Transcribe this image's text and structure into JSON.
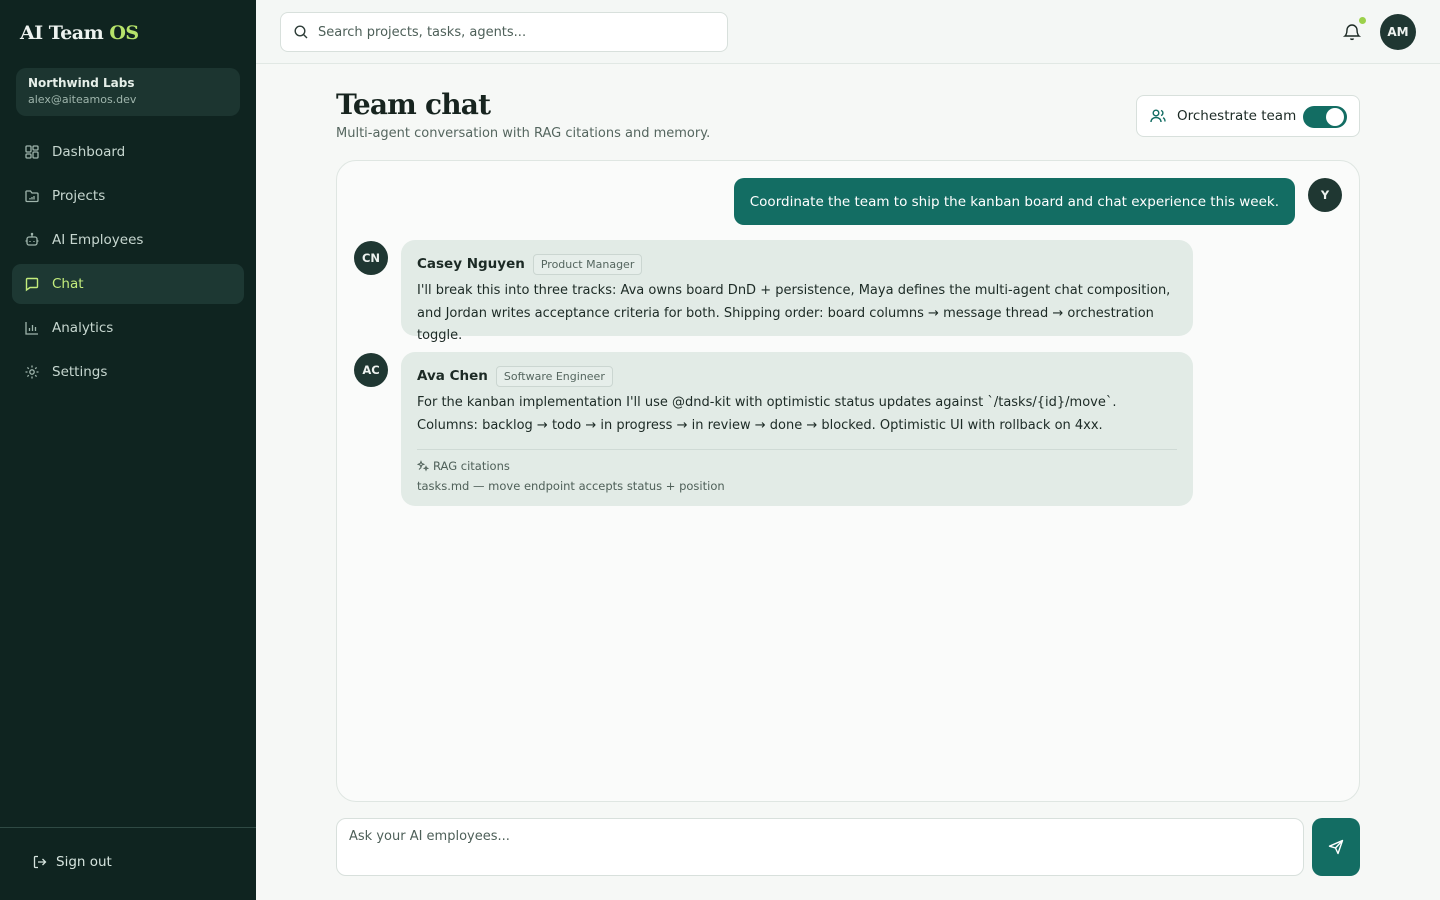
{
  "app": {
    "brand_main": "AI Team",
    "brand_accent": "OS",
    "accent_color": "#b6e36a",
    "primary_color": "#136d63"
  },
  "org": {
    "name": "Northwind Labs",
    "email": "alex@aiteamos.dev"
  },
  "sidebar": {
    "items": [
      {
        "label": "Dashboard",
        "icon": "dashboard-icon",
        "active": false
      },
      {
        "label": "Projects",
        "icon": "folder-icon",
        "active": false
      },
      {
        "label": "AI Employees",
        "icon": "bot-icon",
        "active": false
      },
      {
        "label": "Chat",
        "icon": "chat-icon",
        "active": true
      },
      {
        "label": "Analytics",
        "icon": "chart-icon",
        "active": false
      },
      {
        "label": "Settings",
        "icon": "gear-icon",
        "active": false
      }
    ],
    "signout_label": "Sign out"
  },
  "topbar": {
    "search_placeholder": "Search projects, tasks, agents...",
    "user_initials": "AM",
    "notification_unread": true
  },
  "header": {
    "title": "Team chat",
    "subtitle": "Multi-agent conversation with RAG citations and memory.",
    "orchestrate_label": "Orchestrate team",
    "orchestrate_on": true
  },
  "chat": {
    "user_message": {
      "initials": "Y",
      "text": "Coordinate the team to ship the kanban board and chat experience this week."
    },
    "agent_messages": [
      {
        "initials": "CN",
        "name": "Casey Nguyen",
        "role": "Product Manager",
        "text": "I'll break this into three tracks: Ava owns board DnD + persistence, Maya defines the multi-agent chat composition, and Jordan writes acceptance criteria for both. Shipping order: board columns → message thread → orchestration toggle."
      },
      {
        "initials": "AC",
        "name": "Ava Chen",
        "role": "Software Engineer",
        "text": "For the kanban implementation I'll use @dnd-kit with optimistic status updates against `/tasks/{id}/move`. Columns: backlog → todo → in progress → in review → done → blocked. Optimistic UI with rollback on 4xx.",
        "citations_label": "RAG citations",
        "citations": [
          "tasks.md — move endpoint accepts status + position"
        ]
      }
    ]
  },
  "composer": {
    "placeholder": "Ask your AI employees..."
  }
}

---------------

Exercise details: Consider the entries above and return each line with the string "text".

Task output:
Transcribe this image's text and structure into JSON.
      "text": "Coordinate the team to ship the kanban board and chat experience this week."
        "text": "I'll break this into three tracks: Ava owns board DnD + persistence, Maya defines the multi-agent chat composition, and Jordan writes acceptance criteria for both. Shipping order: board columns → message thread → orchestration toggle."
        "text": "For the kanban implementation I'll use @dnd-kit with optimistic status updates against `/tasks/{id}/move`. Columns: backlog → todo → in progress → in review → done → blocked. Optimistic UI with rollback on 4xx.",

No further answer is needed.